After Bryce Harper saw “splotches” in his eyes during Sunday’s game, the outfielder was examined and diagnosed with dehydration, the Phillies said. He was given an intravenous solution, and his vision returned to normal.
Wait — the team couldn’t have made sure its $330 million man had enough water?
Not so fast, sports fans.
The key detail, several physicians said: Even after Harper’s vision returned to normal, the slugger had a headache and was bothered by the bright lights of TV cameras during a post-game interview.
“The photosensitivity is absolutely a classic sign” of an ocular migraine, said ophthalmologist Richard Eisenberg, who practices in Worcester, Mass.
Eisenberg was one of three physicians who emailed The Inquirer to propose the migraine theory after reading an article in which the Phillies blamed Harper’s eyesight woes on dehydration.
Team officials did not immediately respond to a request for comment. Harper, who left Sunday’s game after the fifth inning, was in the lineup Tuesday night against the Boston Red Sox.

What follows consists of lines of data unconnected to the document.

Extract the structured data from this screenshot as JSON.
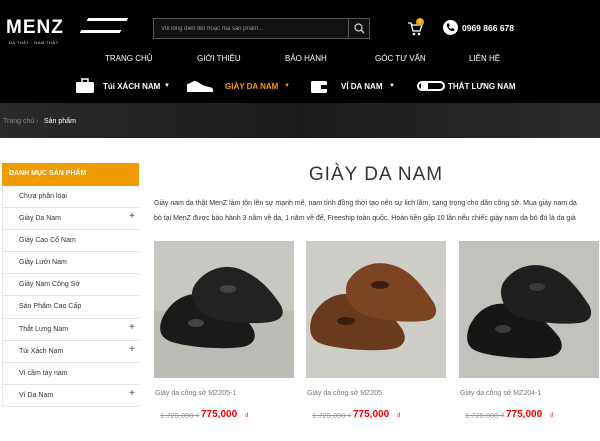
{
  "header": {
    "logo_text": "MENZ",
    "logo_tagline": "DA THẬT - NAM THẬT",
    "search_placeholder": "Vui lòng điền tên hoặc mã sản phẩm...",
    "cart_count": "0",
    "phone": "0969 866 678"
  },
  "main_nav": [
    "TRANG CHỦ",
    "GIỚI THIỆU",
    "BẢO HÀNH",
    "GÓC TƯ VẤN",
    "LIÊN HỆ"
  ],
  "category_nav": [
    {
      "label": "Túi XÁCH NAM",
      "icon": "briefcase-icon",
      "active": false
    },
    {
      "label": "GIÀY DA NAM",
      "icon": "shoe-icon",
      "active": true
    },
    {
      "label": "VÍ DA NAM",
      "icon": "wallet-icon",
      "active": false
    },
    {
      "label": "THẮT LƯNG NAM",
      "icon": "belt-icon",
      "active": false
    }
  ],
  "breadcrumb": {
    "home": "Trang chủ",
    "current": "Sản phẩm"
  },
  "sidebar": {
    "title": "DANH MỤC SẢN PHẨM",
    "items": [
      {
        "label": "Chưa phân loại",
        "expandable": false
      },
      {
        "label": "Giày Da Nam",
        "expandable": true
      },
      {
        "label": "Giày Cao Cổ Nam",
        "expandable": false
      },
      {
        "label": "Giày Lười Nam",
        "expandable": false
      },
      {
        "label": "Giày Nam Công Sở",
        "expandable": false
      },
      {
        "label": "Sản Phẩm Cao Cấp",
        "expandable": false
      },
      {
        "label": "Thắt Lưng Nam",
        "expandable": true
      },
      {
        "label": "Túi Xách Nam",
        "expandable": true
      },
      {
        "label": "Ví cầm tay nam",
        "expandable": false
      },
      {
        "label": "Ví Da Nam",
        "expandable": true
      }
    ]
  },
  "page": {
    "title": "GIÀY DA NAM",
    "intro_line1": "Giày nam da thật MenZ làm tôn lên sự mạnh mẽ, nam tính đồng thời tạo nên sự lịch lãm, sang trọng cho dân công sở. Mua giày nam da",
    "intro_line2": "bò tại MenZ được bảo hành 3 năm về da, 1 năm về đế, Freeship toàn quốc. Hoàn tiền gấp 10 lần nếu chiếc giày nam da bò đó là da giả"
  },
  "products": [
    {
      "name": "Giày da công sở MZ205-1",
      "old_price": "1,720,000 ₫",
      "price": "775,000",
      "currency": "₫",
      "color": "black"
    },
    {
      "name": "Giày da công sở MZ205",
      "old_price": "1,720,000 ₫",
      "price": "775,000",
      "currency": "₫",
      "color": "brown"
    },
    {
      "name": "Giày da công sở MZ204-1",
      "old_price": "1,720,000 ₫",
      "price": "775,000",
      "currency": "₫",
      "color": "black"
    }
  ],
  "colors": {
    "accent": "#f09c00",
    "price": "#e00000",
    "header_bg": "#000000"
  }
}
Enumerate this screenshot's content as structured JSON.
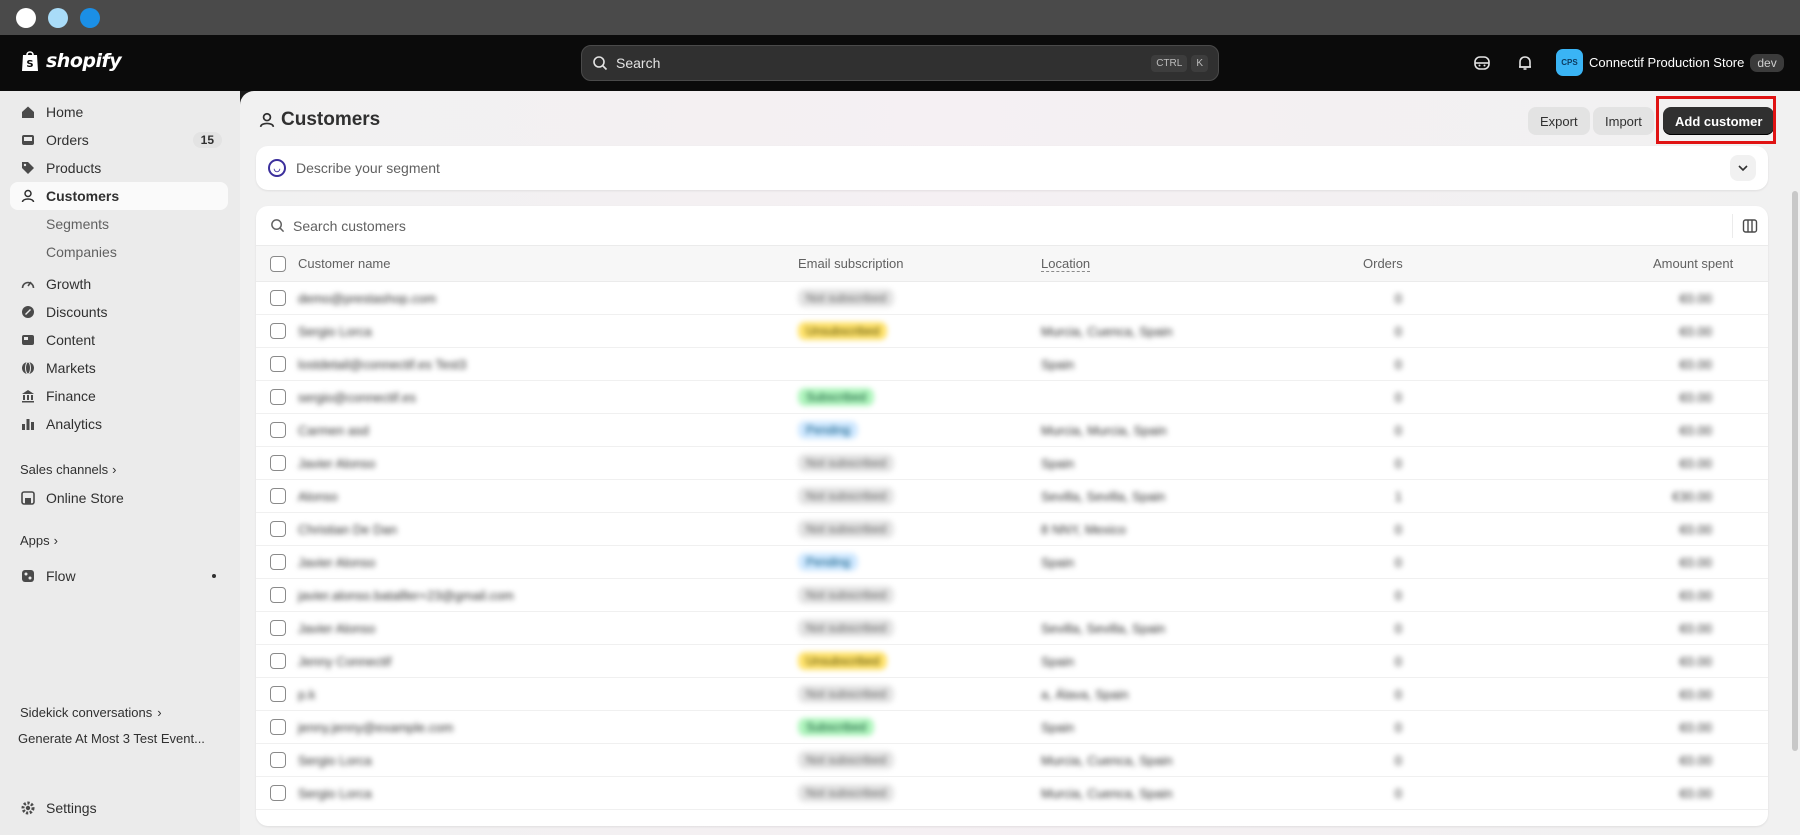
{
  "topbar": {
    "brand": "shopify",
    "search_placeholder": "Search",
    "kbd1": "CTRL",
    "kbd2": "K",
    "store_avatar": "CPS",
    "store_name": "Connectif Production Store",
    "store_tag": "dev"
  },
  "sidebar": {
    "home": "Home",
    "orders": "Orders",
    "orders_badge": "15",
    "products": "Products",
    "customers": "Customers",
    "segments": "Segments",
    "companies": "Companies",
    "growth": "Growth",
    "discounts": "Discounts",
    "content": "Content",
    "markets": "Markets",
    "finance": "Finance",
    "analytics": "Analytics",
    "sales_channels": "Sales channels",
    "online_store": "Online Store",
    "apps": "Apps",
    "flow": "Flow",
    "sidekick_title": "Sidekick conversations",
    "sidekick_item": "Generate At Most 3 Test Event...",
    "settings": "Settings"
  },
  "main": {
    "title": "Customers",
    "export": "Export",
    "import": "Import",
    "add_customer": "Add customer",
    "segment_placeholder": "Describe your segment",
    "search_placeholder": "Search customers",
    "columns": {
      "name": "Customer name",
      "email": "Email subscription",
      "location": "Location",
      "orders": "Orders",
      "amount": "Amount spent"
    },
    "rows": [
      {
        "name": "demo@prestashop.com",
        "email": "Not subscribed",
        "email_color": "gray",
        "location": "",
        "orders": "0",
        "amount": "€0.00"
      },
      {
        "name": "Sergio Lorca",
        "email": "Unsubscribed",
        "email_color": "yellow",
        "location": "Murcia, Cuenca, Spain",
        "orders": "0",
        "amount": "€0.00"
      },
      {
        "name": "lostdetail@connectif.es Test3",
        "email": "",
        "email_color": "",
        "location": "Spain",
        "orders": "0",
        "amount": "€0.00"
      },
      {
        "name": "sergio@connectif.es",
        "email": "Subscribed",
        "email_color": "green",
        "location": "",
        "orders": "0",
        "amount": "€0.00"
      },
      {
        "name": "Carmen asd",
        "email": "Pending",
        "email_color": "blue",
        "location": "Murcia, Murcia, Spain",
        "orders": "0",
        "amount": "€0.00"
      },
      {
        "name": "Javier Alonso",
        "email": "Not subscribed",
        "email_color": "gray",
        "location": "Spain",
        "orders": "0",
        "amount": "€0.00"
      },
      {
        "name": "Alonso",
        "email": "Not subscribed",
        "email_color": "gray",
        "location": "Sevilla, Sevilla, Spain",
        "orders": "1",
        "amount": "€30.00"
      },
      {
        "name": "Christian De Dan",
        "email": "Not subscribed",
        "email_color": "gray",
        "location": "8 NNY, Mexico",
        "orders": "0",
        "amount": "€0.00"
      },
      {
        "name": "Javier Alonso",
        "email": "Pending",
        "email_color": "blue",
        "location": "Spain",
        "orders": "0",
        "amount": "€0.00"
      },
      {
        "name": "javier.alonso.batalller+23@gmail.com",
        "email": "Not subscribed",
        "email_color": "gray",
        "location": "",
        "orders": "0",
        "amount": "€0.00"
      },
      {
        "name": "Javier Alonso",
        "email": "Not subscribed",
        "email_color": "gray",
        "location": "Sevilla, Sevilla, Spain",
        "orders": "0",
        "amount": "€0.00"
      },
      {
        "name": "Jenny Connectif",
        "email": "Unsubscribed",
        "email_color": "yellow",
        "location": "Spain",
        "orders": "0",
        "amount": "€0.00"
      },
      {
        "name": "p.k",
        "email": "Not subscribed",
        "email_color": "gray",
        "location": "a, Álava, Spain",
        "orders": "0",
        "amount": "€0.00"
      },
      {
        "name": "jenny.jenny@example.com",
        "email": "Subscribed",
        "email_color": "green",
        "location": "Spain",
        "orders": "0",
        "amount": "€0.00"
      },
      {
        "name": "Sergio Lorca",
        "email": "Not subscribed",
        "email_color": "gray",
        "location": "Murcia, Cuenca, Spain",
        "orders": "0",
        "amount": "€0.00"
      },
      {
        "name": "Sergio Lorca",
        "email": "Not subscribed",
        "email_color": "gray",
        "location": "Murcia, Cuenca, Spain",
        "orders": "0",
        "amount": "€0.00"
      }
    ]
  }
}
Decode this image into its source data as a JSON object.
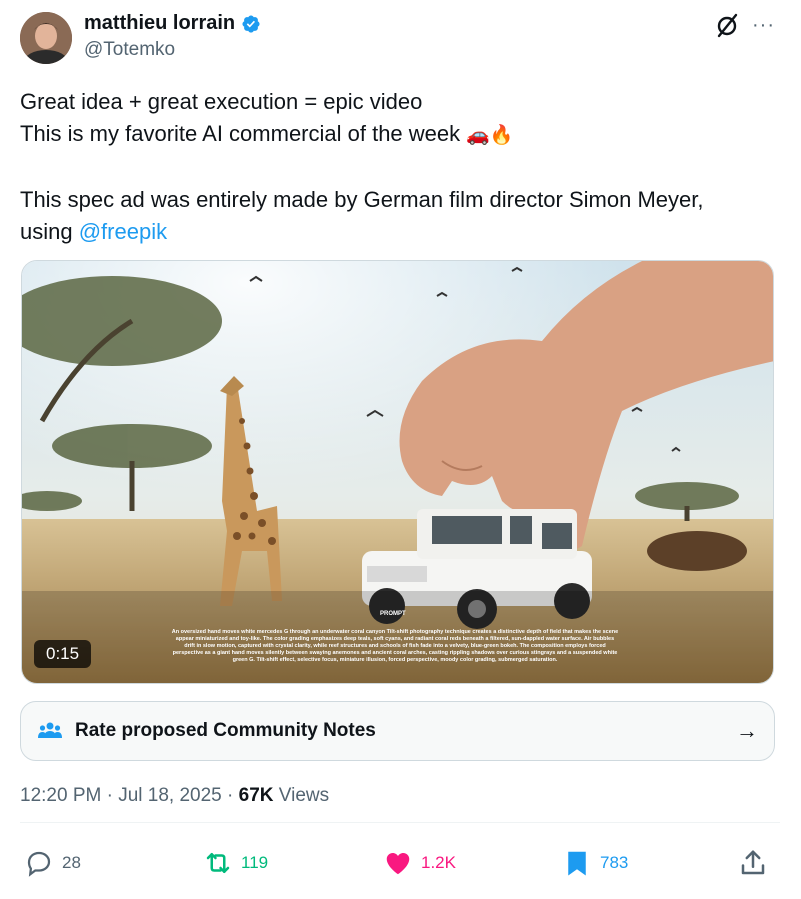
{
  "author": {
    "display_name": "matthieu lorrain",
    "handle": "@Totemko",
    "verified": true
  },
  "tweet": {
    "line1": "Great idea + great execution = epic video",
    "line2": "This is my favorite AI commercial of the week",
    "line2_emojis": "🚗🔥",
    "line3": "This spec ad was entirely made by German film director  Simon Meyer,",
    "line4_prefix": "using ",
    "mention": "@freepik"
  },
  "media": {
    "duration": "0:15",
    "prompt_label": "PROMPT",
    "prompt_text": "An oversized hand moves white mercedes G through an underwater coral canyon Tilt-shift photography technique creates a distinctive depth of field that makes the scene appear miniaturized and toy-like. The color grading emphasizes deep teals, soft cyans, and radiant coral reds beneath a filtered, sun-dappled water surface. Air bubbles drift in slow motion, captured with crystal clarity, while reef structures and schools of fish fade into a velvety, blue-green bokeh. The composition employs forced perspective as a giant hand moves silently between swaying anemones and ancient coral arches, casting rippling shadows over curious stingrays and a suspended white green G. Tilt-shift effect, selective focus, miniature illusion, forced perspective, moody color grading, submerged saturation."
  },
  "community_notes": {
    "label": "Rate proposed Community Notes",
    "arrow": "→"
  },
  "meta": {
    "time": "12:20 PM",
    "separator": " · ",
    "date": "Jul 18, 2025",
    "views_count": "67K",
    "views_label": " Views"
  },
  "actions": {
    "replies": "28",
    "reposts": "119",
    "likes": "1.2K",
    "bookmarks": "783"
  },
  "icons": [
    "verified-badge-icon",
    "grok-icon",
    "more-icon",
    "community-notes-icon",
    "arrow-right-icon",
    "reply-icon",
    "repost-icon",
    "like-icon",
    "bookmark-icon",
    "share-icon"
  ],
  "colors": {
    "accent": "#1d9bf0",
    "text": "#0f1419",
    "secondary": "#536471",
    "repost": "#00ba7c",
    "like": "#f91880"
  }
}
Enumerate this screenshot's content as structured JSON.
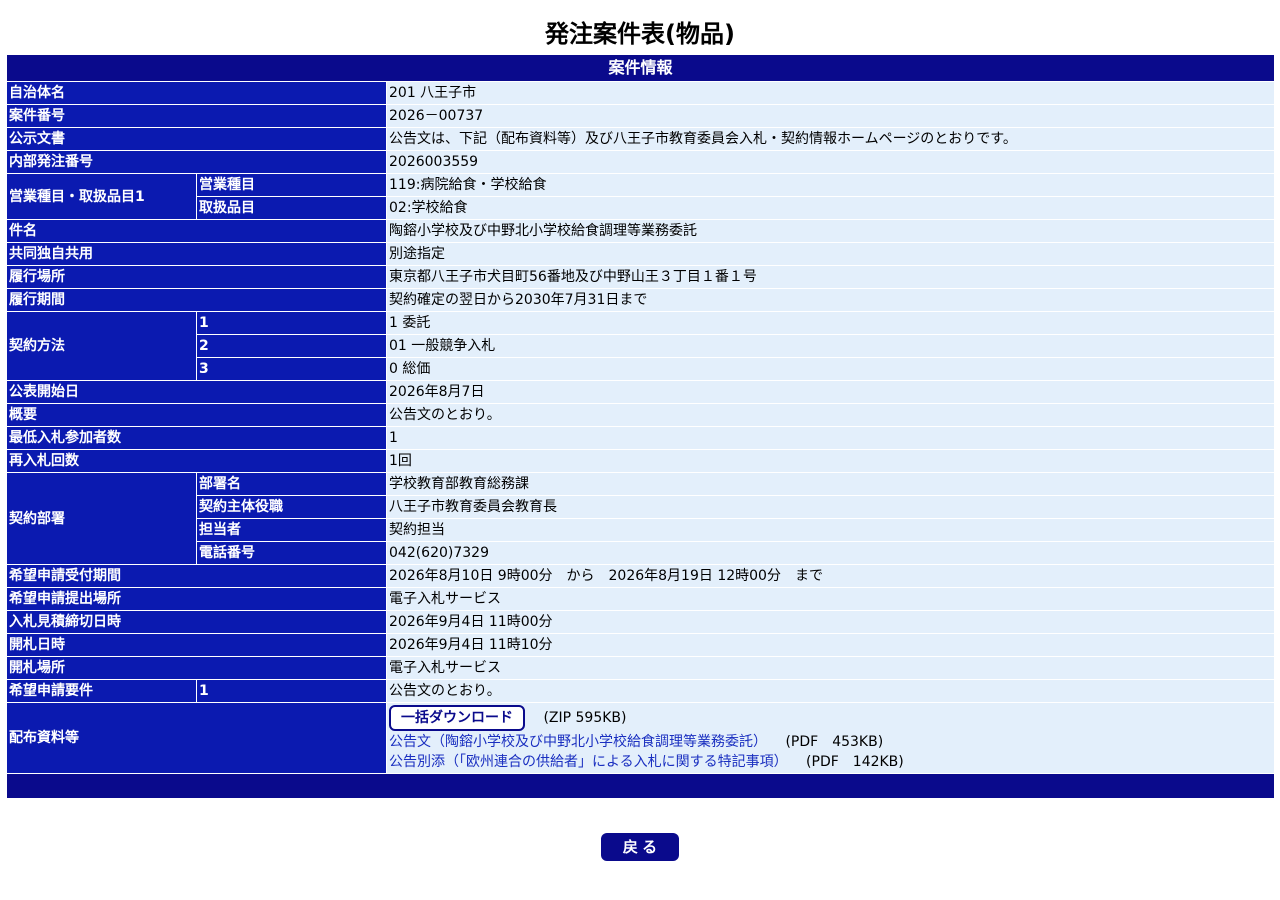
{
  "page_title": "発注案件表(物品)",
  "section_header": "案件情報",
  "rows": {
    "municipality": {
      "label": "自治体名",
      "value": "201 八王子市"
    },
    "case_number": {
      "label": "案件番号",
      "value": "2026－00737"
    },
    "public_notice": {
      "label": "公示文書",
      "value": "公告文は、下記（配布資料等）及び八王子市教育委員会入札・契約情報ホームページのとおりです。"
    },
    "internal_order_number": {
      "label": "内部発注番号",
      "value": "2026003559"
    },
    "business_category": {
      "label": "営業種目・取扱品目1",
      "sub1_label": "営業種目",
      "sub1_value": "119:病院給食・学校給食",
      "sub2_label": "取扱品目",
      "sub2_value": "02:学校給食"
    },
    "subject": {
      "label": "件名",
      "value": "陶鎔小学校及び中野北小学校給食調理等業務委託"
    },
    "joint_use": {
      "label": "共同独自共用",
      "value": "別途指定"
    },
    "place": {
      "label": "履行場所",
      "value": "東京都八王子市犬目町56番地及び中野山王３丁目１番１号"
    },
    "period": {
      "label": "履行期間",
      "value": "契約確定の翌日から2030年7月31日まで"
    },
    "contract_method": {
      "label": "契約方法",
      "items": [
        {
          "num": "1",
          "value": "1 委託"
        },
        {
          "num": "2",
          "value": "01 一般競争入札"
        },
        {
          "num": "3",
          "value": "0 総価"
        }
      ]
    },
    "publish_date": {
      "label": "公表開始日",
      "value": "2026年8月7日"
    },
    "summary": {
      "label": "概要",
      "value": "公告文のとおり。"
    },
    "min_bidders": {
      "label": "最低入札参加者数",
      "value": "1"
    },
    "rebid_count": {
      "label": "再入札回数",
      "value": "1回"
    },
    "department": {
      "label": "契約部署",
      "items": [
        {
          "sub": "部署名",
          "value": "学校教育部教育総務課"
        },
        {
          "sub": "契約主体役職",
          "value": "八王子市教育委員会教育長"
        },
        {
          "sub": "担当者",
          "value": "契約担当"
        },
        {
          "sub": "電話番号",
          "value": "042(620)7329"
        }
      ]
    },
    "application_period": {
      "label": "希望申請受付期間",
      "value": "2026年8月10日 9時00分　から　2026年8月19日 12時00分　まで"
    },
    "application_place": {
      "label": "希望申請提出場所",
      "value": "電子入札サービス"
    },
    "bid_deadline": {
      "label": "入札見積締切日時",
      "value": "2026年9月4日 11時00分"
    },
    "opening_date": {
      "label": "開札日時",
      "value": "2026年9月4日 11時10分"
    },
    "opening_place": {
      "label": "開札場所",
      "value": "電子入札サービス"
    },
    "application_requirements": {
      "label": "希望申請要件",
      "num": "1",
      "value": "公告文のとおり。"
    },
    "documents": {
      "label": "配布資料等",
      "bulk_download_label": "一括ダウンロード",
      "bulk_download_meta": "(ZIP 595KB)",
      "files": [
        {
          "name": "公告文（陶鎔小学校及び中野北小学校給食調理等業務委託）",
          "meta": "(PDF　453KB)"
        },
        {
          "name": "公告別添（「欧州連合の供給者」による入札に関する特記事項）",
          "meta": "(PDF　142KB)"
        }
      ]
    }
  },
  "back_button_label": "戻 る"
}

Wills Eye Hospital corneal surgeon Beeran Meghpara, who was quoted in the original article about how dehydration can lead to vision problems, agreed that an ocular migraine also was a possibility. But he cautioned that he, like the three other physicians, had not examined the baseball player.
Eisenberg, a Levittown native who attended the University of Pennsylvania as an undergraduate and then went to the Medical College of Pennsylvania, knows ocular migraines as a physician and as a patient. He said he once experienced the phenomenon while playing golf, apparently triggered by the glare off the metal shaft of a golf club.
“There were many parts of my vision that were just darkened,” he said. “I couldn’t see the ball on the tee for about 15 minutes.”
The term ocular migraine is sometimes informally used for classic migraines that are accompanied by a visual “aura,” but Eisenberg said ocular migraines actually are a different phenomenon.
Their cause is not entirely clear, but is thought to be related to a type of transient electrical activity in the brain, he said.
“If I were to do a visual exam during one of these episodes, the eyes would look totally fine," Eisenberg said.
To the uninitiated, the symptoms can be alarming. Patients may perceive zigzag lines on one side of their field of vision and may even experience temporary numbness, Eisenberg said.
“People may think they’ve having a stroke,” he said. “It’s really a scary kind of thing.”
While Harper’s vision improved after IV hydration, his recovery may have been coincidental. There is little physicians can do to treat an ocular migraine, said Eisenberg, who continues his boyhood support for the Phillies from his home in Massachusetts.